I love the Arturia plug-ins and so does Dana Gumbiner. Between the two of us, we've reviewed every plug-in synth they've ever released. But as much as I think the plug-ins are amazing, I use them less often than I'd like because of their complexity and huge CPU hit. The graphics are amazingly beautiful. The way the patchcords shimmy and shake on the Moog Modular is seriously bitchen' in such a cool aesthetic way. But, when I already have 20-plus tracks going? Forget it. I have other instrument plug-ins that also sound great but are much more CPU-friendly, like GForce M-Tron. I always suspected that part of the CPU hit with Arturia was in the intensive graphics, so when I saw Analog Factory, which is essentially a feature and graphics-light version of the Arturia synths, I was really curious to check it out. Good things first. The user interface is super intuitive and easy to use. The GUI looks like a small keyboard synth with a few knobs and nice wood paneling on sides. A monochrome CRT which also has nice wood end-panels displays the banks of patches available from which you select sounds. The virtual CRT thing looks cool, like an early monochrome Mac grafted onto a Moog Little Phatty. Heavy Meta if you get my drift. Once you choose a synth and patch, a grayscale photo of the synth you're using shows up in the virtual monochrome CRT. The knobs on the keyboard control the most basic parameters with dedicated "knobs" for filter frequency and resonance, LFO amount and rate, ADSR sliders and chorus, and delay amount. Four more knobs labeled Key Parameters change with each patch, but essentially control the parameters most relevant and unique to that preset. What was really cool is that most of the parameters mapped to real knobs on my M-Audio USB controller keyboard without even having to do anything. The presets, like all of Arturia's soft synths, sound amazing. Analog Factory is like having the Minimoog, Moog Modular, ARP 2600, Yamaha CS-80, Prophet-5, and Prophet-VS all in one synth with one super-easy to use and classy looking interface. The downside is

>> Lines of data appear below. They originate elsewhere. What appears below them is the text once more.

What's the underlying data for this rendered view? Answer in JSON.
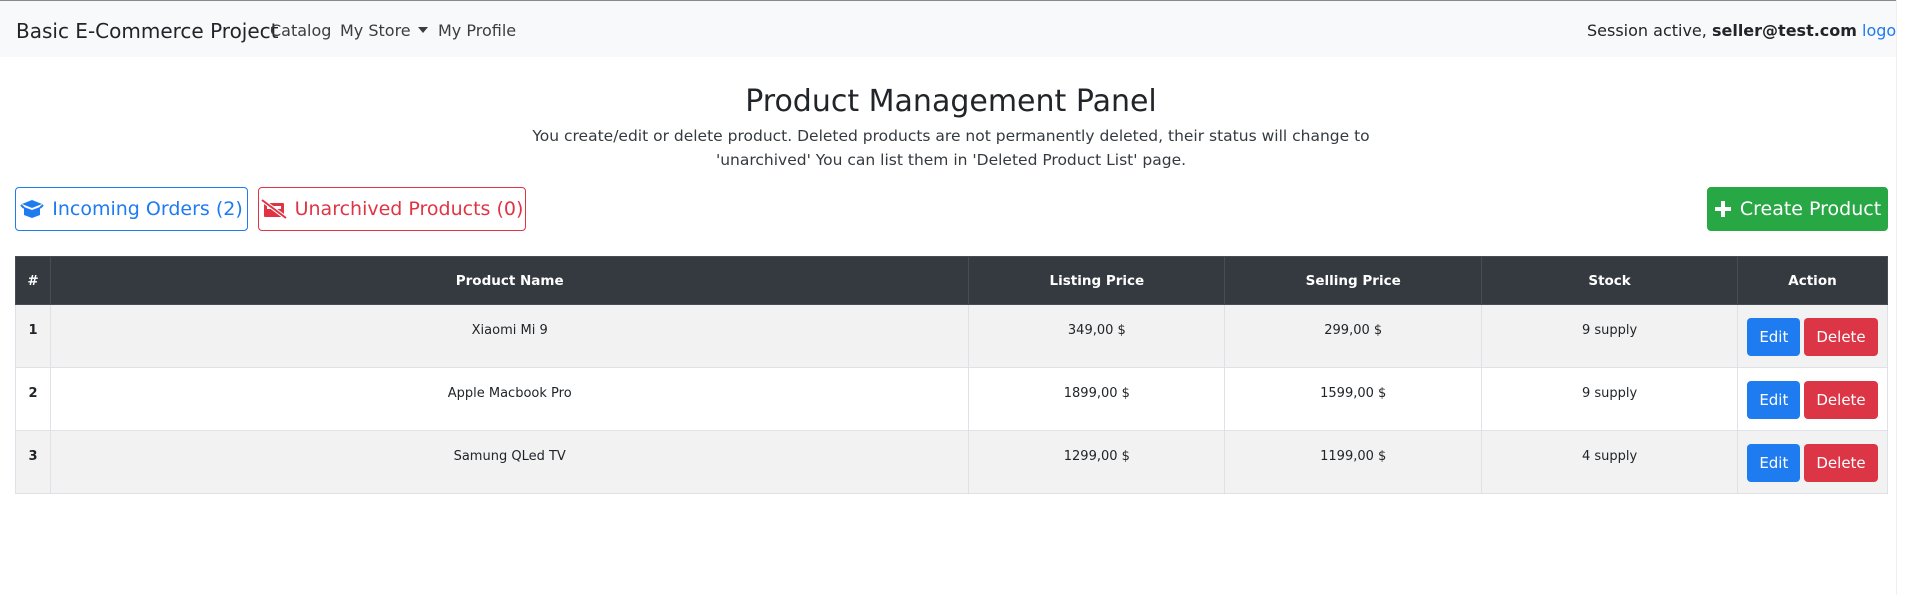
{
  "navbar": {
    "brand": "Basic E-Commerce Project",
    "links": {
      "catalog": "Catalog",
      "my_store": "My Store",
      "my_profile": "My Profile"
    },
    "session": {
      "prefix": "Session active,",
      "email": "seller@test.com",
      "logout": "logout."
    }
  },
  "page": {
    "title": "Product Management Panel",
    "description": "You create/edit or delete product. Deleted products are not permanently deleted, their status will change to 'unarchived' You can list them in 'Deleted Product List' page."
  },
  "actions": {
    "incoming_orders": "Incoming Orders (2)",
    "unarchived_products": "Unarchived Products (0)",
    "create_product": "Create Product"
  },
  "table": {
    "headers": [
      "#",
      "Product Name",
      "Listing Price",
      "Selling Price",
      "Stock",
      "Action"
    ],
    "rows": [
      {
        "index": "1",
        "name": "Xiaomi Mi 9",
        "listing_price": "349,00 $",
        "selling_price": "299,00 $",
        "stock": "9 supply"
      },
      {
        "index": "2",
        "name": "Apple Macbook Pro",
        "listing_price": "1899,00 $",
        "selling_price": "1599,00 $",
        "stock": "9 supply"
      },
      {
        "index": "3",
        "name": "Samung QLed TV",
        "listing_price": "1299,00 $",
        "selling_price": "1199,00 $",
        "stock": "4 supply"
      }
    ],
    "edit_label": "Edit",
    "delete_label": "Delete"
  },
  "icons": {
    "incoming_orders": "box-open-icon",
    "unarchived_products": "crossed-box-icon",
    "create_product": "plus-icon"
  },
  "colors": {
    "primary": "#1e7bf0",
    "danger": "#dc3545",
    "success": "#28a745",
    "dark": "#343a40"
  }
}
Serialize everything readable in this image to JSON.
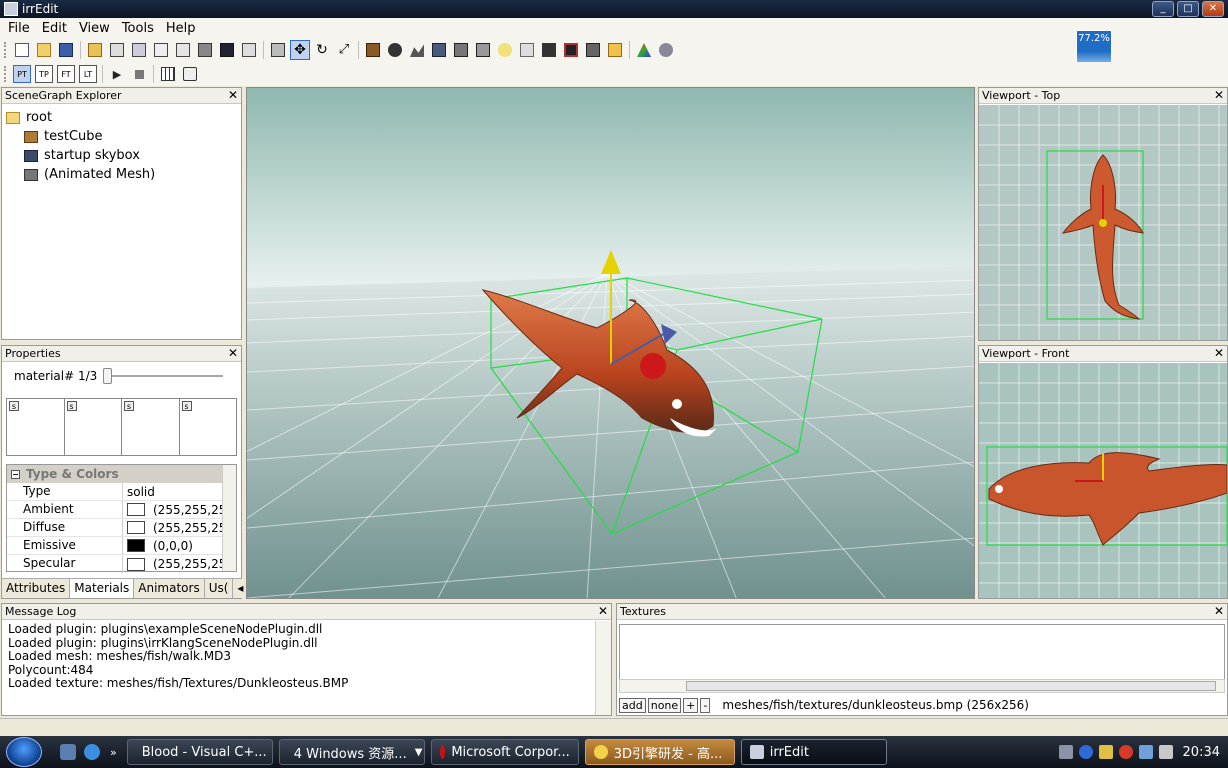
{
  "window": {
    "title": "irrEdit"
  },
  "menu": [
    "File",
    "Edit",
    "View",
    "Tools",
    "Help"
  ],
  "toolbar2": {
    "view_buttons": [
      "PT",
      "TP",
      "FT",
      "LT"
    ]
  },
  "fps": {
    "value": "77.2%"
  },
  "scene_graph": {
    "title": "SceneGraph Explorer",
    "root": "root",
    "children": [
      "testCube",
      "startup skybox",
      "(Animated Mesh)"
    ]
  },
  "properties": {
    "title": "Properties",
    "material_label": "material# 1/3",
    "slot_labels": [
      "s",
      "s",
      "s",
      "s"
    ],
    "section": "Type & Colors",
    "rows": [
      {
        "key": "Type",
        "value": "solid"
      },
      {
        "key": "Ambient",
        "value": "(255,255,25",
        "color": "#ffffff"
      },
      {
        "key": "Diffuse",
        "value": "(255,255,25",
        "color": "#ffffff"
      },
      {
        "key": "Emissive",
        "value": "(0,0,0)",
        "color": "#000000"
      },
      {
        "key": "Specular",
        "value": "(255,255,25",
        "color": "#ffffff"
      }
    ],
    "tabs": [
      "Attributes",
      "Materials",
      "Animators",
      "Us("
    ]
  },
  "viewport_top": {
    "title": "Viewport - Top"
  },
  "viewport_front": {
    "title": "Viewport - Front"
  },
  "message_log": {
    "title": "Message Log",
    "lines": [
      "Loaded plugin: plugins\\exampleSceneNodePlugin.dll",
      "Loaded plugin: plugins\\irrKlangSceneNodePlugin.dll",
      "Loaded mesh: meshes/fish/walk.MD3",
      "Polycount:484",
      "Loaded texture: meshes/fish/Textures/Dunkleosteus.BMP"
    ]
  },
  "textures": {
    "title": "Textures",
    "buttons": [
      "add",
      "none",
      "+",
      "-"
    ],
    "current": "meshes/fish/textures/dunkleosteus.bmp (256x256)"
  },
  "taskbar": {
    "buttons": [
      "Blood - Visual C+...",
      "4 Windows 资源...",
      "Microsoft Corpor...",
      "3D引擎研发 - 高...",
      "irrEdit"
    ],
    "clock": "20:34"
  },
  "colors": {
    "accent": "#316ac5",
    "fish": "#c8552c",
    "bbox": "#22dd44"
  }
}
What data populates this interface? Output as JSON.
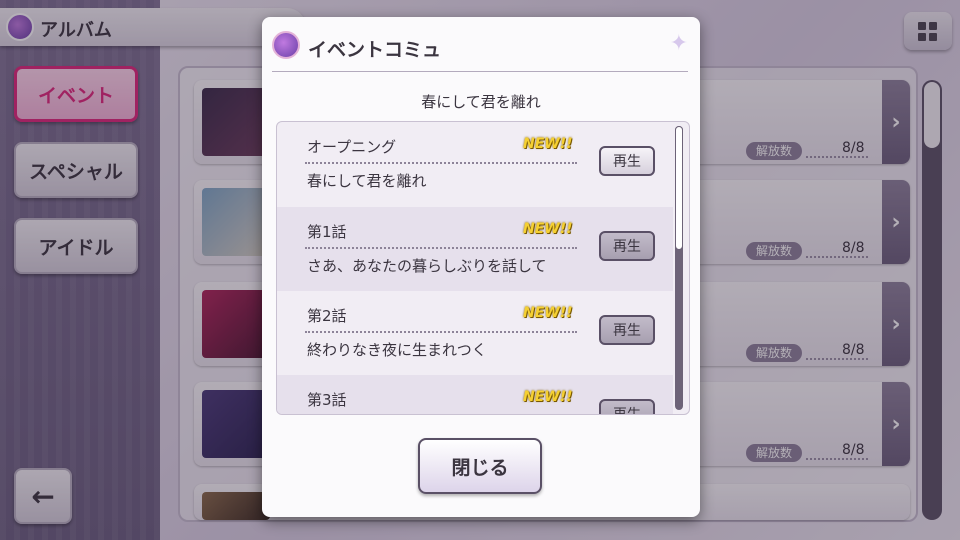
{
  "header": {
    "title": "アルバム",
    "icon": "album-icon"
  },
  "sidebar": {
    "tabs": [
      {
        "label": "イベント",
        "active": true
      },
      {
        "label": "スペシャル",
        "active": false
      },
      {
        "label": "アイドル",
        "active": false
      }
    ],
    "back_icon": "←"
  },
  "list": {
    "cards": [
      {
        "unlock_label": "解放数",
        "count": "8/8"
      },
      {
        "unlock_label": "解放数",
        "count": "8/8"
      },
      {
        "unlock_label": "解放数",
        "count": "8/8"
      },
      {
        "unlock_label": "解放数",
        "count": "8/8"
      }
    ]
  },
  "modal": {
    "title": "イベントコミュ",
    "subtitle": "春にして君を離れ",
    "episodes": [
      {
        "name": "オープニング",
        "title": "春にして君を離れ",
        "badge": "NEW!!",
        "play_label": "再生"
      },
      {
        "name": "第1話",
        "title": "さあ、あなたの暮らしぶりを話して",
        "badge": "NEW!!",
        "play_label": "再生"
      },
      {
        "name": "第2話",
        "title": "終わりなき夜に生まれつく",
        "badge": "NEW!!",
        "play_label": "再生"
      },
      {
        "name": "第3話",
        "title": "",
        "badge": "NEW!!",
        "play_label": "再生"
      }
    ],
    "close_label": "閉じる"
  },
  "colors": {
    "accent": "#e0267c",
    "badge": "#f5d032",
    "panel": "#fbfafc"
  }
}
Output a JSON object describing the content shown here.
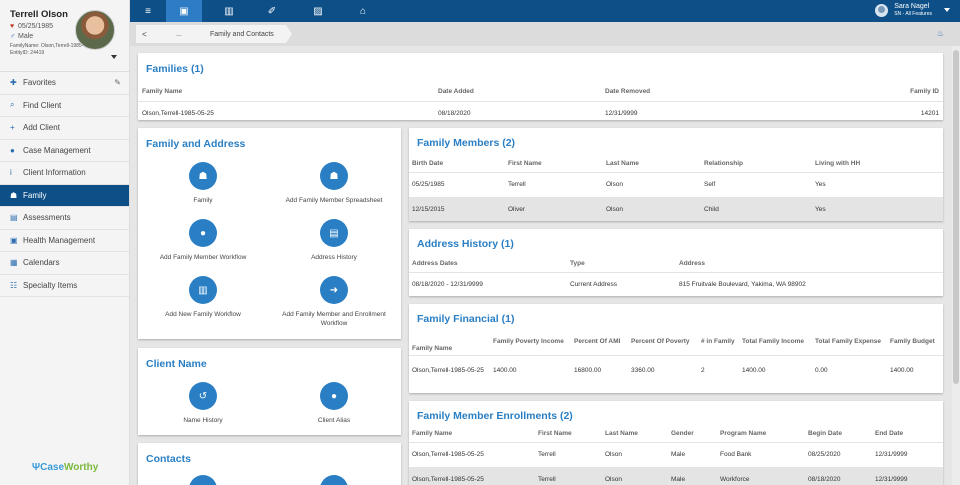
{
  "profile": {
    "name": "Terrell Olson",
    "dob": "05/25/1985",
    "gender": "Male",
    "family_name_line": "FamilyName: Olson,Terrell-1985-05-25",
    "entity_line": "EntityID: 24419"
  },
  "nav": [
    {
      "label": "Favorites",
      "icon": "pin-icon"
    },
    {
      "label": "Find Client",
      "icon": "search-icon"
    },
    {
      "label": "Add Client",
      "icon": "plus-icon"
    },
    {
      "label": "Case Management",
      "icon": "user-icon"
    },
    {
      "label": "Client Information",
      "icon": "info-icon"
    },
    {
      "label": "Family",
      "icon": "family-icon"
    },
    {
      "label": "Assessments",
      "icon": "copy-icon"
    },
    {
      "label": "Health Management",
      "icon": "medkit-icon"
    },
    {
      "label": "Calendars",
      "icon": "calendar-icon"
    },
    {
      "label": "Specialty Items",
      "icon": "users-icon"
    }
  ],
  "logo": {
    "part1": "Case",
    "part2": "Worthy"
  },
  "user": {
    "name": "Sara Nagel",
    "role": "SN - All Features"
  },
  "breadcrumbs": {
    "back": "<",
    "c1": "...",
    "c2": "Family and Contacts"
  },
  "families": {
    "title": "Families (1)",
    "headers": [
      "Family Name",
      "Date Added",
      "Date Removed",
      "Family ID"
    ],
    "rows": [
      [
        "Olson,Terrell-1985-05-25",
        "08/18/2020",
        "12/31/9999",
        "14201"
      ]
    ]
  },
  "family_address": {
    "title": "Family and Address",
    "actions": [
      {
        "label": "Family",
        "icon": "family-icon"
      },
      {
        "label": "Add Family Member Spreadsheet",
        "icon": "family-icon"
      },
      {
        "label": "Add Family Member Workflow",
        "icon": "user-icon"
      },
      {
        "label": "Address History",
        "icon": "file-icon"
      },
      {
        "label": "Add New Family Workflow",
        "icon": "bank-icon"
      },
      {
        "label": "Add Family Member and Enrollment Workflow",
        "icon": "sign-in-icon"
      }
    ]
  },
  "client_name": {
    "title": "Client Name",
    "actions": [
      {
        "label": "Name History",
        "icon": "history-icon"
      },
      {
        "label": "Client Alias",
        "icon": "circle-icon"
      }
    ]
  },
  "contacts": {
    "title": "Contacts"
  },
  "family_members": {
    "title": "Family Members (2)",
    "headers": [
      "Birth Date",
      "First Name",
      "Last Name",
      "Relationship",
      "Living with HH"
    ],
    "rows": [
      [
        "05/25/1985",
        "Terrell",
        "Olson",
        "Self",
        "Yes"
      ],
      [
        "12/15/2015",
        "Oliver",
        "Olson",
        "Child",
        "Yes"
      ]
    ]
  },
  "address_history": {
    "title": "Address History (1)",
    "headers": [
      "Address Dates",
      "Type",
      "Address"
    ],
    "rows": [
      [
        "08/18/2020 - 12/31/9999",
        "Current Address",
        "815 Fruitvale Boulevard, Yakima, WA 98902"
      ]
    ]
  },
  "family_financial": {
    "title": "Family Financial (1)",
    "headers": [
      "Family Name",
      "Family Poverty Income",
      "Percent Of AMI",
      "Percent Of Poverty",
      "# in Family",
      "Total Family Income",
      "Total Family Expense",
      "Family Budget"
    ],
    "rows": [
      [
        "Olson,Terrell-1985-05-25",
        "1400.00",
        "16800.00",
        "3360.00",
        "2",
        "1400.00",
        "0.00",
        "1400.00"
      ]
    ]
  },
  "enrollments": {
    "title": "Family Member Enrollments (2)",
    "headers": [
      "Family Name",
      "First Name",
      "Last Name",
      "Gender",
      "Program Name",
      "Begin Date",
      "End Date"
    ],
    "rows": [
      [
        "Olson,Terrell-1985-05-25",
        "Terrell",
        "Olson",
        "Male",
        "Food Bank",
        "08/25/2020",
        "12/31/9999"
      ],
      [
        "Olson,Terrell-1985-05-25",
        "Terrell",
        "Olson",
        "Male",
        "Workforce",
        "08/18/2020",
        "12/31/9999"
      ]
    ]
  },
  "colors": {
    "primary": "#0d4f86",
    "accent": "#2a7fc4"
  }
}
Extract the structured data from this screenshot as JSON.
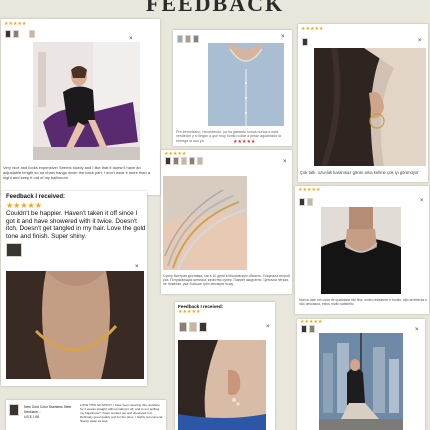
{
  "page": {
    "title": "FEEDBACK"
  },
  "colors": {
    "star": "#f2a516",
    "background": "#e9e7dc",
    "card": "#ffffff"
  },
  "review_1": {
    "stars": "★★★★★",
    "text": "Very nice and looks expensive! Seems sturdy and I like that it doesn't have an adjustable length so no chain hangs down the back part. I don't wear it more than a night and keep it out of my bathroom",
    "close": "×"
  },
  "review_2": {
    "text": "Pre-bemolzaho, recomiendo, ya ha gastado nunca nunca a esta vendedor y si llegan a que muy bonito collar a pesar aguantado la entrega la uso ya",
    "close": "×"
  },
  "review_3": {
    "stars": "★★★★★",
    "text": "Çok tatlı. uzunluk karamsaz görün ama kelime çok iyi görünüyor",
    "close": "×"
  },
  "review_4": {
    "stars": "★★★★★",
    "text": "Супер быстрая доставка, так в 10 дней в Московскую область. Покупала второй раз. Потрясающая цепочка, качество супер. Пакуют аккуратно. Цепочка лёгкая, не тяжёлая, уже больше трёх месяцев ношу.",
    "close": "×"
  },
  "review_5": {
    "heading": "Feedback I received:",
    "stars": "★★★★★",
    "text": "Couldn't be happier. Haven't taken it off since I got it and have showered with it twice. Doesn't itch. Doesn't get tangled in my hair. Love the gold tone and finish. Super shiny.",
    "close": "×"
  },
  "review_6": {
    "stars": "★★★★★",
    "text": "Nunca usei um colar de qualidade tão fina, muito resistente e bonito, não arrebenta e não descasca, estou muito satisfeito.",
    "close": "×"
  },
  "review_7": {
    "heading": "Feedback I received:",
    "stars": "★★★★★",
    "close": "×"
  },
  "review_8": {
    "stars": "★★★★★",
    "close": "×"
  },
  "review_9": {
    "product": "New Gold Color Stainless Steel Necklace...",
    "price": "US $ 1.66",
    "text": "LOVE THIS SO MUCH. I have been wearing this necklace for 2 weeks straight without taking it off, and to our spilling my happiness!! I have worked out and showered in it. Definitely good quality and for the price. I highly recommend. Sturdy clasp as well"
  }
}
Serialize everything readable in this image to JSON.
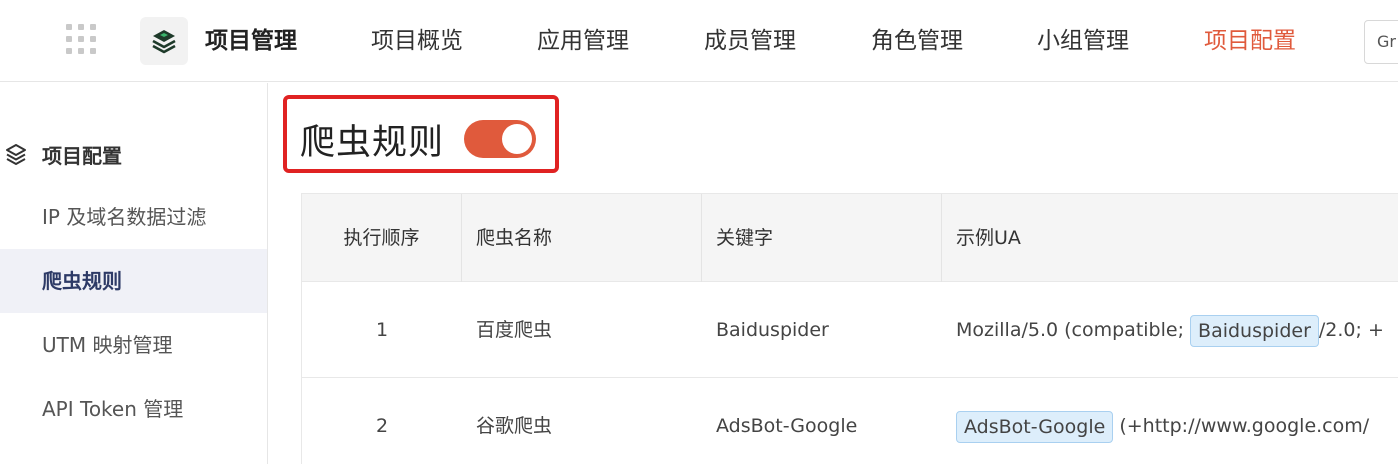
{
  "topnav": {
    "brand": "项目管理",
    "items": [
      {
        "label": "项目概览"
      },
      {
        "label": "应用管理"
      },
      {
        "label": "成员管理"
      },
      {
        "label": "角色管理"
      },
      {
        "label": "小组管理"
      },
      {
        "label": "项目配置",
        "active": true
      }
    ],
    "search_text": "Gr"
  },
  "sidebar": {
    "section_title": "项目配置",
    "items": [
      {
        "label": "IP 及域名数据过滤"
      },
      {
        "label": "爬虫规则",
        "active": true
      },
      {
        "label": "UTM 映射管理"
      },
      {
        "label": "API Token 管理"
      }
    ]
  },
  "page": {
    "title": "爬虫规则",
    "toggle_on": true
  },
  "table": {
    "headers": [
      "执行顺序",
      "爬虫名称",
      "关键字",
      "示例UA"
    ],
    "rows": [
      {
        "order": "1",
        "name": "百度爬虫",
        "keyword": "Baiduspider",
        "ua_prefix": "Mozilla/5.0 (compatible; ",
        "ua_tag": "Baiduspider",
        "ua_suffix": "/2.0; +"
      },
      {
        "order": "2",
        "name": "谷歌爬虫",
        "keyword": "AdsBot-Google",
        "ua_prefix": "",
        "ua_tag": "AdsBot-Google",
        "ua_suffix": " (+http://www.google.com/"
      }
    ]
  },
  "colors": {
    "accent": "#e05a3c",
    "highlight_border": "#e02222",
    "tag_bg": "#ddeefb",
    "sidebar_active_bg": "#f0f1f7"
  }
}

that Analog Factory can be almost as much of a CPU hog as the rest of the Arturia synths. What's interesting to note is that the CPU usage changes dramatically depending on the synth and patch. Some are very CPU efficient while others will nearly stop my Dual 867 G4 in its tracks. This tells me two things: the graphics aren't the only things taking on my CPU, and the sound processing capabilities of the Arturia TAE sound-engine use a lot of CPU resources. Hmm, maybe that's why they sound so good... So while I'm a little disappointed that Analog Factory isn't nicer to my CPU, I guess I'll shut up and wish for a faster computer that could run these plug-ins more efficiently. In the meantime, I still really appreciate the simple and elegant interface and huge sound library that Analog Factory provides. Another great virtual instrument from Arturia. ($249 MSRP; www.arturia.com)
Tape Op is a bi-monthly magazine devoted to the art of record making.